L J Perkins, C D Orth, M Tabak
2003 unpublished
By contrast to the large mass, complexity and recirculating power of conventional drivers for inertial confinement fusion (ICF), antiproton annihilation offers a specific energy of 90MJ/µg and thus a unique form of energy packaging and delivery. In principle, antiproton drivers could provide a profound reduction in system mass for advanced space propulsion by ICF. We examine the physics underlying the use of antiprotons ( p) to drive various classes of high-yield ICF targets by the methods of
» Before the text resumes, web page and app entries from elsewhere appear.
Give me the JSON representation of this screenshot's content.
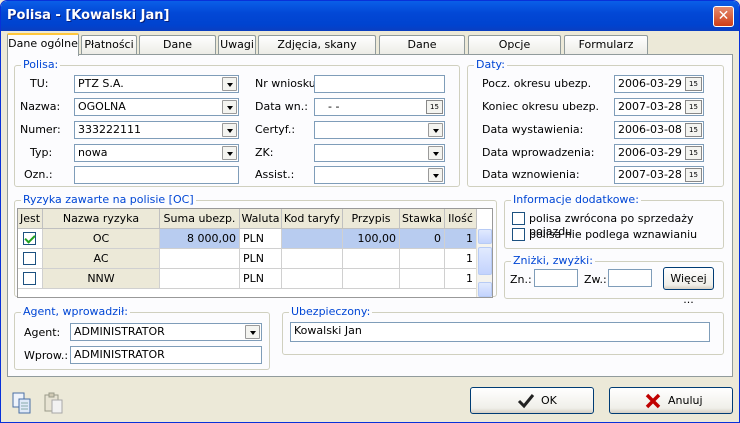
{
  "window": {
    "title": "Polisa - [Kowalski Jan]",
    "close": "✕"
  },
  "tabs": [
    "Dane ogólne",
    "Płatności",
    "Dane pojazdu",
    "Uwagi",
    "Zdjęcia, skany druków",
    "Dane brokerskie",
    "Opcje dodatkowe",
    "Formularz polisy"
  ],
  "polisa": {
    "legend": "Polisa:",
    "tu_label": "TU:",
    "tu_value": "PTZ S.A.",
    "nazwa_label": "Nazwa:",
    "nazwa_value": "OGOLNA",
    "numer_label": "Numer:",
    "numer_value": "333222111",
    "typ_label": "Typ:",
    "typ_value": "nowa",
    "ozn_label": "Ozn.:",
    "ozn_value": "",
    "nr_wniosku_label": "Nr wniosku:",
    "nr_wniosku_value": "",
    "data_wn_label": "Data wn.:",
    "data_wn_value": " -  - ",
    "certyf_label": "Certyf.:",
    "zk_label": "ZK:",
    "assist_label": "Assist.:"
  },
  "daty": {
    "legend": "Daty:",
    "items": [
      {
        "label": "Pocz. okresu ubezp.",
        "value": "2006-03-29"
      },
      {
        "label": "Koniec okresu ubezp.",
        "value": "2007-03-28"
      },
      {
        "label": "Data wystawienia:",
        "value": "2006-03-08"
      },
      {
        "label": "Data wprowadzenia:",
        "value": "2006-03-29"
      },
      {
        "label": "Data wznowienia:",
        "value": "2007-03-28"
      }
    ],
    "cal_icon": "15"
  },
  "ryzyka": {
    "legend": "Ryzyka zawarte na polisie [OC]",
    "columns": [
      "Jest",
      "Nazwa ryzyka",
      "Suma ubezp.",
      "Waluta",
      "Kod taryfy",
      "Przypis",
      "Stawka",
      "Ilość"
    ],
    "rows": [
      {
        "jest": true,
        "nazwa": "OC",
        "suma": "8 000,00",
        "waluta": "PLN",
        "kod": "",
        "przypis": "100,00",
        "stawka": "0",
        "ilosc": "1"
      },
      {
        "jest": false,
        "nazwa": "AC",
        "suma": "",
        "waluta": "PLN",
        "kod": "",
        "przypis": "",
        "stawka": "",
        "ilosc": "1"
      },
      {
        "jest": false,
        "nazwa": "NNW",
        "suma": "",
        "waluta": "PLN",
        "kod": "",
        "przypis": "",
        "stawka": "",
        "ilosc": "1"
      }
    ]
  },
  "info": {
    "legend": "Informacje dodatkowe:",
    "opt1": "polisa zwrócona po sprzedaży pojazdu",
    "opt2": "polisa nie podlega wznawianiu"
  },
  "znizki": {
    "legend": "Zniżki, zwyżki:",
    "zn_label": "Zn.:",
    "zw_label": "Zw.:",
    "wiecej": "Więcej ..."
  },
  "agent": {
    "legend": "Agent, wprowadził:",
    "agent_label": "Agent:",
    "agent_value": "ADMINISTRATOR",
    "wprow_label": "Wprow.:",
    "wprow_value": "ADMINISTRATOR"
  },
  "ubezpieczony": {
    "legend": "Ubezpieczony:",
    "value": "Kowalski Jan"
  },
  "buttons": {
    "ok": "OK",
    "anuluj": "Anuluj"
  }
}
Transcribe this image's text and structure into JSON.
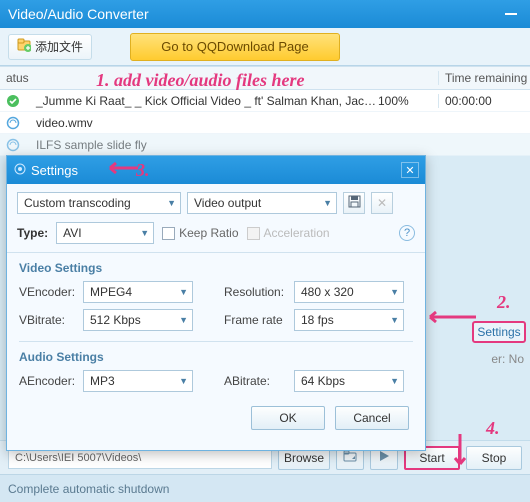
{
  "window": {
    "title": "Video/Audio Converter"
  },
  "toolbar": {
    "add_file": "添加文件",
    "goto": "Go to QQDownload Page"
  },
  "table": {
    "h_status": "atus",
    "h_name": "",
    "h_progress": "",
    "h_time": "Time remaining",
    "rows": [
      {
        "status": "done",
        "name": "_Jumme Ki Raat_ _ Kick Official Video _ ft' Salman Khan, Jacq…",
        "progress": "100%",
        "time": "00:00:00"
      },
      {
        "status": "pending",
        "name": "video.wmv",
        "progress": "",
        "time": ""
      },
      {
        "status": "pending",
        "name": "ILFS sample slide fly",
        "progress": "",
        "time": ""
      }
    ]
  },
  "rightside": {
    "settings_btn": "Settings",
    "er": "er: No"
  },
  "bottom": {
    "path": "C:\\Users\\IEI 5007\\Videos\\",
    "browse": "Browse",
    "start": "Start",
    "stop": "Stop"
  },
  "footer": {
    "text": "Complete automatic shutdown"
  },
  "dialog": {
    "title": "Settings",
    "preset": "Custom transcoding",
    "output": "Video output",
    "type_label": "Type:",
    "type_value": "AVI",
    "keep_ratio": "Keep Ratio",
    "accel": "Acceleration",
    "video_section": "Video Settings",
    "venc_label": "VEncoder:",
    "venc": "MPEG4",
    "res_label": "Resolution:",
    "res": "480 x 320",
    "vbit_label": "VBitrate:",
    "vbit": "512 Kbps",
    "fr_label": "Frame rate",
    "fr": "18 fps",
    "audio_section": "Audio Settings",
    "aenc_label": "AEncoder:",
    "aenc": "MP3",
    "abit_label": "ABitrate:",
    "abit": "64 Kbps",
    "ok": "OK",
    "cancel": "Cancel"
  },
  "anno": {
    "a1": "1.  add video/audio files here",
    "a2": "2.",
    "a3": "3.",
    "a4": "4."
  }
}
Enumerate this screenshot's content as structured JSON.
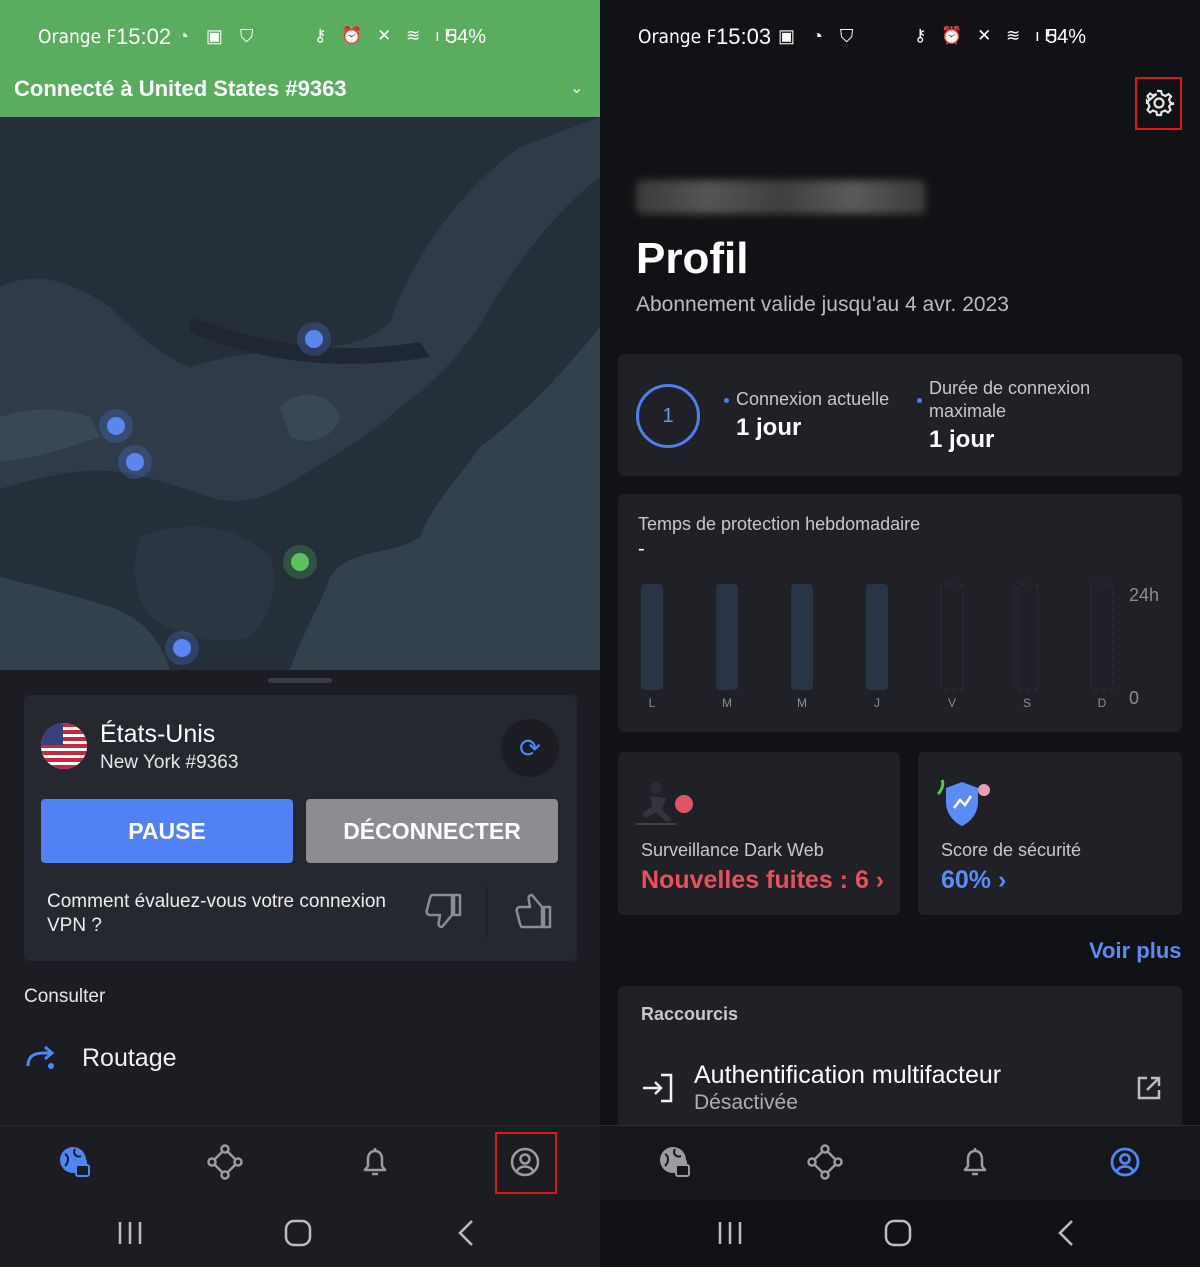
{
  "left": {
    "status": {
      "carrier": "Orange F",
      "time": "15:02",
      "left_icons": "◔ ▣ ⛉",
      "right_icons": "⚷ ⏰ ✕ ≋ ıll",
      "battery": "54%"
    },
    "banner": "Connecté à United States #9363",
    "colors": {
      "banner": "#5aad5f",
      "accent": "#5082f6"
    },
    "server": {
      "country": "États-Unis",
      "city": "New York #9363"
    },
    "buttons": {
      "pause": "PAUSE",
      "disconnect": "DÉCONNECTER"
    },
    "rating_question": "Comment évaluez-vous votre connexion VPN ?",
    "consult_label": "Consulter",
    "routing_label": "Routage",
    "nav_active": "globe"
  },
  "right": {
    "status": {
      "carrier": "Orange F",
      "time": "15:03",
      "left_icons": "▣ ◔ ⛉",
      "right_icons": "⚷ ⏰ ✕ ≋ ıll",
      "battery": "54%"
    },
    "title": "Profil",
    "subscription": "Abonnement valide jusqu'au 4 avr. 2023",
    "ring_value": "1",
    "current_label": "Connexion actuelle",
    "current_value": "1 jour",
    "max_label_1": "Durée de connexion",
    "max_label_2": "maximale",
    "max_value": "1 jour",
    "dark_web_label": "Surveillance Dark Web",
    "dark_web_value": "Nouvelles fuites : 6",
    "security_label": "Score de sécurité",
    "security_value": "60%",
    "see_more": "Voir plus",
    "shortcuts_title": "Raccourcis",
    "mfa_title": "Authentification multifacteur",
    "mfa_status": "Désactivée",
    "nav_active": "profile"
  },
  "chart_data": {
    "type": "bar",
    "title": "Temps de protection hebdomadaire",
    "subtitle": "-",
    "categories": [
      "L",
      "M",
      "M",
      "J",
      "V",
      "S",
      "D"
    ],
    "values": [
      24,
      24,
      24,
      24,
      0,
      0,
      0
    ],
    "ylim": [
      0,
      24
    ],
    "yticks": [
      "24h",
      "0"
    ],
    "bar_style": [
      "filled",
      "filled",
      "filled",
      "filled",
      "dashed",
      "dashed",
      "dashed"
    ],
    "bar_color": "#2a3447"
  }
}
more » ... by the methods of volumetric ignition, hotspot ignition and fast ignition. The useable fraction of annihilation deposition energy is determined for both p-driven ablative compression and p-driven fast ignition, in association with 0-D and 1-D target burn models. Thereby, we deduce scaling laws for the number of injected antiprotons required per capsule, together with timing and focal spot requirements. The kinetic energy of the injected antiproton beam required to penetrate to the desired annihilation point is always small relative to the deposited annihilation energy. We show that heavy metal seeding of the fuel and/or ablator is required to optimize local deposition of annihilation energy and determine that a minimum of ~3x10 15 injected antiprotons will be required to achieve high yield (several hundred megajoules) in any target configuration. Target gains -i.e., fusion yields divided by the available p -p annihilation energy from the injected antiprotons (1.88GeV/ p) -range from ~3 for volumetric ignition targets to ~600 for fast ignition targets. Antiproton-driven ICF is a speculative concept, and the handling of antiprotons and their required injection precision -temporally and spatially -will present significant technical challenges. The storage and manipulation of low-energy antiprotons, particularly in the form of antihydrogen, is a science in its infancy and a large scale-up of antiproton production over present supply methods would be required to embark on a serious R&D program for this application. * NIF [13] offers a real example of a conventional ICF driver designed to deliver 1.8MJ of laser light to a DT capsule. The facility is the scale of a sports stadium with a total mass in excess of 100,000tonnes and total project cost of ~$2.3B. Note that in assessing total mass, NIF would also be implicitly burdened with the external electricity supply system required to charge the capacitor banks between every shot. In an ICF reactor with net energy gain, a portion of the output fusion energy would be recycled via the onsite/onboard electricity generating plant to resupply the driver but at the expense of extra plant mass and, in space, additional heat radiator mass. In the case of antiproton drive, nearly all this mass and complexity could be eliminated. * The proton is composed of two "up" quarks, each of charge +2/3, plus one "down" quark of charge -1/3. The neutron is composed of two down quarks plus one up quark, while the antiproton has two anti-up quarks (charge -2/3) plus one anti-down quark (charge +1/3). The mesons resulting from the annihilation reactions are composed of quark-antiquark pairs; e.g. the positive pion is composed of an up quark (charge +2/3) and an anti-down quark (charge +1/3).
doi:10.2172/15013833 fatcat:dptjartppbdrjfk7hytl5goufa